On Mon, Nov 9, 2009 at 2:42 AM, "Martin v. Löwis" <martin@v.loewis.de> wrote:

Interesting. Something goes wrong, it seems: if items get removed over

and over again, I think the set should shrink (not sure whether it

actually does). Then, I think you should end up with an amortized O(1)

for selecting an element (assuming that the underlying hashes don't

collide).

I'm not sure if Python's implementation shrinks or not, but even if it did shrink, it would still be amortized O(n).

Imagine a completely full hash table that currently contains n elements in n slots (I know this cannot happen in Python's implementation but it's useful for illustrative purposes). Assume it will shrink when it gets down to n/2 elements.

Here is my pathological algorithm again, for reference purposes:

while s:

for i in s:

break

# Imagine a complex algorithm here that depends on i still being in s

s.remove(i)

We repeatedly search through the slots sequentially and remove the first element we find.

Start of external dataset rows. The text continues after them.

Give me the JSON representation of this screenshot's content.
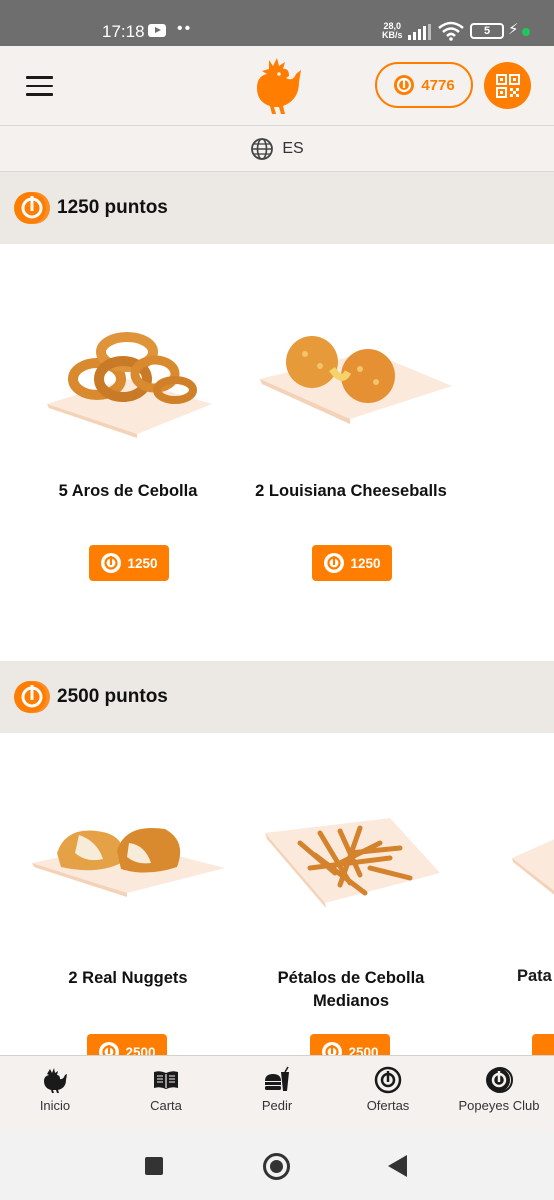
{
  "status_bar": {
    "time": "17:18",
    "net_speed_value": "28,0",
    "net_speed_unit": "KB/s",
    "battery_level": "5"
  },
  "header": {
    "menu_icon": "hamburger-menu-icon",
    "logo": "popeyes-rooster-logo",
    "points_value": "4776",
    "qr_icon": "qr-code-icon"
  },
  "language": {
    "code": "ES",
    "icon": "globe-icon"
  },
  "colors": {
    "brand_orange": "#ff7d00",
    "header_bg": "#f4f1ee",
    "section_bg": "#ece8e4"
  },
  "sections": [
    {
      "title": "1250 puntos",
      "items": [
        {
          "name": "5 Aros de Cebolla",
          "price": "1250"
        },
        {
          "name": "2 Louisiana Cheeseballs",
          "price": "1250"
        }
      ]
    },
    {
      "title": "2500 puntos",
      "items": [
        {
          "name": "2 Real Nuggets",
          "price": "2500"
        },
        {
          "name": "Pétalos de Cebolla Medianos",
          "price": "2500"
        },
        {
          "name": "Pata",
          "price": ""
        }
      ]
    }
  ],
  "bottom_nav": [
    {
      "label": "Inicio",
      "icon": "rooster-icon"
    },
    {
      "label": "Carta",
      "icon": "open-book-icon"
    },
    {
      "label": "Pedir",
      "icon": "burger-drink-icon"
    },
    {
      "label": "Ofertas",
      "icon": "offers-coin-icon"
    },
    {
      "label": "Popeyes Club",
      "icon": "club-coin-icon"
    }
  ]
}
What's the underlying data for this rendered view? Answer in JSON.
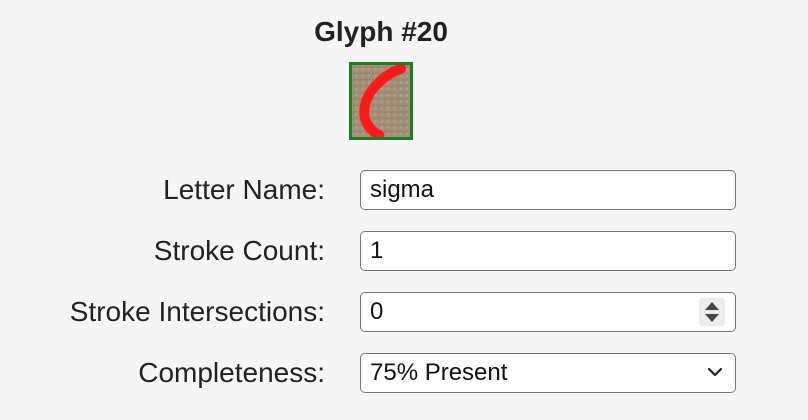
{
  "title": "Glyph #20",
  "thumbnail": {
    "icon": "glyph-stroke-thumbnail",
    "border_color": "#1e7d1e",
    "stroke_color": "#ff1a1a",
    "background_color": "#a08e78"
  },
  "form": {
    "letter_name": {
      "label": "Letter Name:",
      "value": "sigma"
    },
    "stroke_count": {
      "label": "Stroke Count:",
      "value": "1"
    },
    "stroke_intersections": {
      "label": "Stroke Intersections:",
      "value": "0"
    },
    "completeness": {
      "label": "Completeness:",
      "selected": "75% Present"
    }
  }
}
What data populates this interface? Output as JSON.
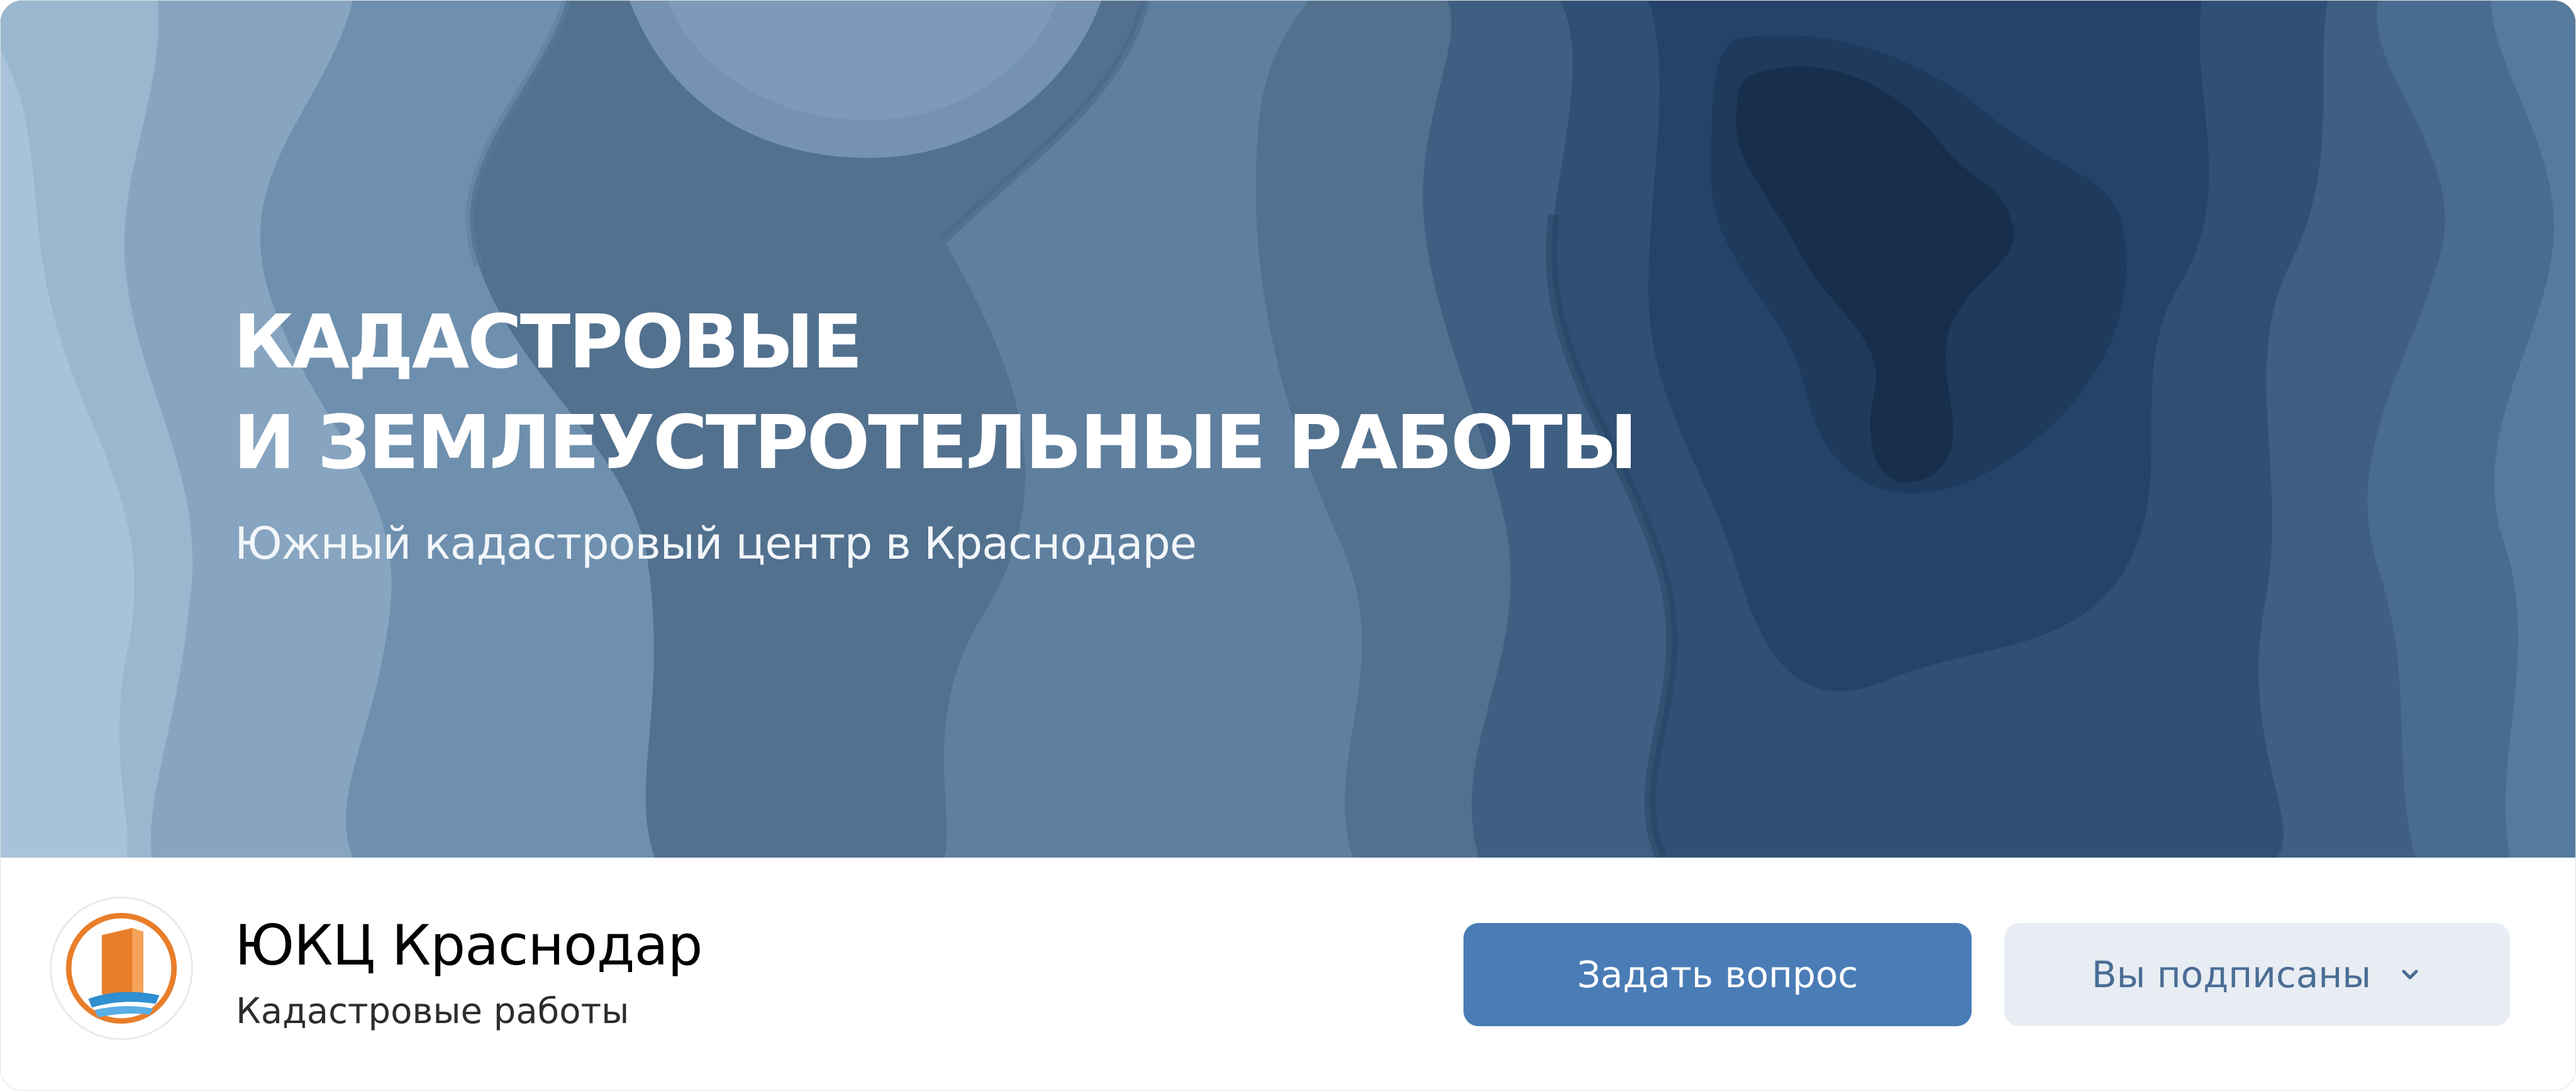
{
  "cover": {
    "title_line1": "КАДАСТРОВЫЕ",
    "title_line2": "И ЗЕМЛЕУСТРОТЕЛЬНЫЕ РАБОТЫ",
    "subtitle": "Южный кадастровый центр в Краснодаре"
  },
  "group": {
    "name": "ЮКЦ Краснодар",
    "category": "Кадастровые работы"
  },
  "actions": {
    "ask_label": "Задать вопрос",
    "subscribed_label": "Вы подписаны"
  },
  "icons": {
    "avatar_logo": "door-logo-icon",
    "subscribed_menu": "chevron-down-icon"
  },
  "colors": {
    "primary_button": "#4a7cb6",
    "secondary_button": "#e8edf3",
    "secondary_text": "#4a6d95",
    "logo_orange": "#e97e2a",
    "logo_blue": "#2f8fd1"
  }
}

The first removal requires checking 1 slot, the second removal requires checking 2 slots, the third removal requires checking 3 slots, and so forth. The hash table will shrink after the n/2-th removal, when we have checked 1 + 2 + 3 + ... + n/2 = O(n**2) slots for n/2 removals (or amortized O(n) per removal). It's too late for shrinking to save us; we've already performed too much work.

--

Daniel Stutzbach, Ph.D.

President, Stutzbach Enterprises, LLC